DATA below:
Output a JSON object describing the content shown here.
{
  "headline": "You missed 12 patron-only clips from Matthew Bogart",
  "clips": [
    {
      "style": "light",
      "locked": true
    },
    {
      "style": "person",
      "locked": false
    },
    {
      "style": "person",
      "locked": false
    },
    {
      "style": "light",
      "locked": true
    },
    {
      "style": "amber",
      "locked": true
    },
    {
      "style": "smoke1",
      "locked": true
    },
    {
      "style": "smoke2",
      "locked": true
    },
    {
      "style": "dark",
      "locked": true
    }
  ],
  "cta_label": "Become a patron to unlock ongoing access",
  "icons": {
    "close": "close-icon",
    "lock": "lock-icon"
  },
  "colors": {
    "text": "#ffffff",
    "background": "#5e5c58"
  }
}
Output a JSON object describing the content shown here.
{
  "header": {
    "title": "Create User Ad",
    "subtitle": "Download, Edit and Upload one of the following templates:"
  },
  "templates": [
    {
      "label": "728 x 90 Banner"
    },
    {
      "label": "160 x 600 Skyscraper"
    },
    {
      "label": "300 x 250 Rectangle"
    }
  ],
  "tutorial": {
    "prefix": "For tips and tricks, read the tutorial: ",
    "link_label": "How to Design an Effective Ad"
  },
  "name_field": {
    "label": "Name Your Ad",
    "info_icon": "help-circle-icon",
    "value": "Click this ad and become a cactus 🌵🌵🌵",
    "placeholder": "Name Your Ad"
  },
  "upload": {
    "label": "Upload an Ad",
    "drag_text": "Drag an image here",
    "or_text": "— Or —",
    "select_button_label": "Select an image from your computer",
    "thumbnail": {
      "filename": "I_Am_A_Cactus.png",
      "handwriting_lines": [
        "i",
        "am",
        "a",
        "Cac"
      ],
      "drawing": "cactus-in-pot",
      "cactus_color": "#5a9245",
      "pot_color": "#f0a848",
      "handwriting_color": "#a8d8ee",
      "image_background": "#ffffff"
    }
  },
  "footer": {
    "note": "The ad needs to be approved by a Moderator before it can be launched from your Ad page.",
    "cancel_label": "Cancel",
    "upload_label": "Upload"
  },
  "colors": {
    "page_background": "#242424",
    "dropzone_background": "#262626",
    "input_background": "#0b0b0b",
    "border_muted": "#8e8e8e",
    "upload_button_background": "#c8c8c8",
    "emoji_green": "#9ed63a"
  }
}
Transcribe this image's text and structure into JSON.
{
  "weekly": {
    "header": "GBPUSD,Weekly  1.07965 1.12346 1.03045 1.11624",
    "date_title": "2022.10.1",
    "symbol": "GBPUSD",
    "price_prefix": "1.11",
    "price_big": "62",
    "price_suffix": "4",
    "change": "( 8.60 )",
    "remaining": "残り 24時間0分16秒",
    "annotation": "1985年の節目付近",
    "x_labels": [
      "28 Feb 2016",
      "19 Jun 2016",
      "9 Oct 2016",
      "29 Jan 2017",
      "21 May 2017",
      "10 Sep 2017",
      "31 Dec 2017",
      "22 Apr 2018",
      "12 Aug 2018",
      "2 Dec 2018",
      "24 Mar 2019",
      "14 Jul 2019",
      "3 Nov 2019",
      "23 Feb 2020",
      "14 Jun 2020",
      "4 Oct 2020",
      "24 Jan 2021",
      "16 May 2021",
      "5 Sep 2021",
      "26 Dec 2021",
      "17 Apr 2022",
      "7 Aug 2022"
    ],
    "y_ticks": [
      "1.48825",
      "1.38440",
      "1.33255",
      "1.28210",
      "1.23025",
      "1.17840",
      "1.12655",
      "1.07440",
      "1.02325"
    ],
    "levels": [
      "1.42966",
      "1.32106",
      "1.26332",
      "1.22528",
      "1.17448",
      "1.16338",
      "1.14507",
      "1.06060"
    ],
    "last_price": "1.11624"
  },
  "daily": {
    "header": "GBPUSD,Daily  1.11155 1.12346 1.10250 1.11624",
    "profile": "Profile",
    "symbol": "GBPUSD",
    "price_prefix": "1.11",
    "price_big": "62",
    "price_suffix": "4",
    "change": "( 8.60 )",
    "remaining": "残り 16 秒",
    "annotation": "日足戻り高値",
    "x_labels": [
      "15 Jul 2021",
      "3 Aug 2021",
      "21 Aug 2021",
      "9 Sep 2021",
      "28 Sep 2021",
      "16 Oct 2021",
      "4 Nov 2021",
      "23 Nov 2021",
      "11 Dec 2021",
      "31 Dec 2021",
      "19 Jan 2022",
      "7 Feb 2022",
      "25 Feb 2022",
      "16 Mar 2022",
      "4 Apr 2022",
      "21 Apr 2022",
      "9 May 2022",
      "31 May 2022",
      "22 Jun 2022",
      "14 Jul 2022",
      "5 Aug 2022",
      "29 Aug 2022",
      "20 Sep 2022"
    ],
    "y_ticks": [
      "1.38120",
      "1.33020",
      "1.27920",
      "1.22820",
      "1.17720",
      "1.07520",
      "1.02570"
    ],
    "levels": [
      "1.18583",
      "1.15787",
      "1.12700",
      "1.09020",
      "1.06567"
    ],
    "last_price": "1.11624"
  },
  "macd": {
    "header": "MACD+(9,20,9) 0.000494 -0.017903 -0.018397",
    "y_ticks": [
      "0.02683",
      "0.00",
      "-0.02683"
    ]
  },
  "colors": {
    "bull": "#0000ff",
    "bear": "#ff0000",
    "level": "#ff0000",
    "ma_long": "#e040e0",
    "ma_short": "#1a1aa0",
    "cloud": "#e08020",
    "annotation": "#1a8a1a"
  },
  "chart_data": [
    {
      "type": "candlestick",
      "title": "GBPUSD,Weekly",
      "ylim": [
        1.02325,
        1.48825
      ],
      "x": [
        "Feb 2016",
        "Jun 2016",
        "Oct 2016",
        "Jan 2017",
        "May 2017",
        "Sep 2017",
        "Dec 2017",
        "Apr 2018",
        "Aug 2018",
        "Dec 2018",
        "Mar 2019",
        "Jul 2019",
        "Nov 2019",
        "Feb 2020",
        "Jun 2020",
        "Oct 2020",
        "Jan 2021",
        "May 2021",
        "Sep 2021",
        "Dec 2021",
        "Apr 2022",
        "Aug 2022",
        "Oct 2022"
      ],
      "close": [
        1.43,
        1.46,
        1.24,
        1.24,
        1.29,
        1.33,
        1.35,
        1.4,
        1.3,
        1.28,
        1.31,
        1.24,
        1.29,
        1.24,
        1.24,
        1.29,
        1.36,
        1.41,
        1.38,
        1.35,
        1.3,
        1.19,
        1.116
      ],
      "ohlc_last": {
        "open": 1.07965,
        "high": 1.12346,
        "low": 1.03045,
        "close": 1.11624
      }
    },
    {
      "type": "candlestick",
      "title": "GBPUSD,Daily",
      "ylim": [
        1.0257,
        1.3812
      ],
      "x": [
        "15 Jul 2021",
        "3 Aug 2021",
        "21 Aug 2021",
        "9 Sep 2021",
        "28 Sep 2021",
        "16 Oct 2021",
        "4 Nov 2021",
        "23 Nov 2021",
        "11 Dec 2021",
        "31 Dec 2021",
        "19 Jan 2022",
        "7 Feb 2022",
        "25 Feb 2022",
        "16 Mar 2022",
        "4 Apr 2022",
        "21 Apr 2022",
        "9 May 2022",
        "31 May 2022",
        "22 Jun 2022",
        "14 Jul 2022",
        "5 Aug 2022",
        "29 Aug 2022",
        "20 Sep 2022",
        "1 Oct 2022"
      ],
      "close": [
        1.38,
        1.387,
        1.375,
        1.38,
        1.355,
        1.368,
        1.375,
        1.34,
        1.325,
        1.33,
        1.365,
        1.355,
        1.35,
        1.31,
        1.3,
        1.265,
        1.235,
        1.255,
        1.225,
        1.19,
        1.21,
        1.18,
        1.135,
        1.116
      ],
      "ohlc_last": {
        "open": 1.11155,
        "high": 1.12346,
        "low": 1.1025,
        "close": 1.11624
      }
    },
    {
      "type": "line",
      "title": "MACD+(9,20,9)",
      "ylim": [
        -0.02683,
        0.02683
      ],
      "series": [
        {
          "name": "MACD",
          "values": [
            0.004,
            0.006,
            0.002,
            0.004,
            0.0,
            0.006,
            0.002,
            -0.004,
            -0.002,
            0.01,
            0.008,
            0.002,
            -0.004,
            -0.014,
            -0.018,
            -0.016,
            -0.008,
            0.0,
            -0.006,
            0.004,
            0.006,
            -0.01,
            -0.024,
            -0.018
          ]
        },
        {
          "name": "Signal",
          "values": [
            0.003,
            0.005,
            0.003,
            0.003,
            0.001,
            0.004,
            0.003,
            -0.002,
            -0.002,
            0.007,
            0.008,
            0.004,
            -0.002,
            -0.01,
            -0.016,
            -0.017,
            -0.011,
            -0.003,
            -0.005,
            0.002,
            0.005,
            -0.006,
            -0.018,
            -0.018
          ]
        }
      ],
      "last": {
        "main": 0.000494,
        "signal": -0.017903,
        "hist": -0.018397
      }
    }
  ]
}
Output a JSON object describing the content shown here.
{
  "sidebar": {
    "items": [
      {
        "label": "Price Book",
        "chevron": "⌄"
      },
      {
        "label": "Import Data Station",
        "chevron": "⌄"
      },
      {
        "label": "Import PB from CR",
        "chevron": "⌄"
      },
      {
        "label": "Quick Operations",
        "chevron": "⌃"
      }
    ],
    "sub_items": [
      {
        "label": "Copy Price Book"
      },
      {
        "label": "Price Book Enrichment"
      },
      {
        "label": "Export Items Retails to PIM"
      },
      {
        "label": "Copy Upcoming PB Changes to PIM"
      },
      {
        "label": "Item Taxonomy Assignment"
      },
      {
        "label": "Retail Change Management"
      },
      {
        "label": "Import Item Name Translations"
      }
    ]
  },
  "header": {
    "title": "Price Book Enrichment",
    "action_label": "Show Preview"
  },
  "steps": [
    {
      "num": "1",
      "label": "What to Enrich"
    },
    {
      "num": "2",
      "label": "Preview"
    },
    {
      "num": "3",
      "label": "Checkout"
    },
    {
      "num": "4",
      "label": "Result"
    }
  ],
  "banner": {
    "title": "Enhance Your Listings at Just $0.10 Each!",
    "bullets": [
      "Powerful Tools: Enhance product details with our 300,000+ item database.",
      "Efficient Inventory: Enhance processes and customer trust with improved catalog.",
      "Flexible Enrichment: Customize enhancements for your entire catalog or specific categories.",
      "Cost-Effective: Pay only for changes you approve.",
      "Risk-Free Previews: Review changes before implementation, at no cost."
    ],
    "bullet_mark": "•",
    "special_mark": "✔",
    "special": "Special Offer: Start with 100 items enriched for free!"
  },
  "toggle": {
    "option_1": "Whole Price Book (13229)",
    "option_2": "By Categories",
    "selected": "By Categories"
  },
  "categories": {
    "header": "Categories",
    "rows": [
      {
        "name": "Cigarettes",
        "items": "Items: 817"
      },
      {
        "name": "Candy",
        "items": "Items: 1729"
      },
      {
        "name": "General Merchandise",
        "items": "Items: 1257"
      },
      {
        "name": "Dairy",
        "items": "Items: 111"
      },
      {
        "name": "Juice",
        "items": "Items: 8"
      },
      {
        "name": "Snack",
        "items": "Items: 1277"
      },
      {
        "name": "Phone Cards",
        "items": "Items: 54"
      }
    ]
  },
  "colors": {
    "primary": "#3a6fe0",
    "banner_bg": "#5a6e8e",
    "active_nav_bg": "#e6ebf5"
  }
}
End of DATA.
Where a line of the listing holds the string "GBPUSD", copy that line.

WRITTEN SOLUTION.
    "header": "GBPUSD,Weekly  1.07965 1.12346 1.03045 1.11624",
    "symbol": "GBPUSD",
    "header": "GBPUSD,Daily  1.11155 1.12346 1.10250 1.11624",
    "symbol": "GBPUSD",
      "title": "GBPUSD,Weekly",
      "title": "GBPUSD,Daily",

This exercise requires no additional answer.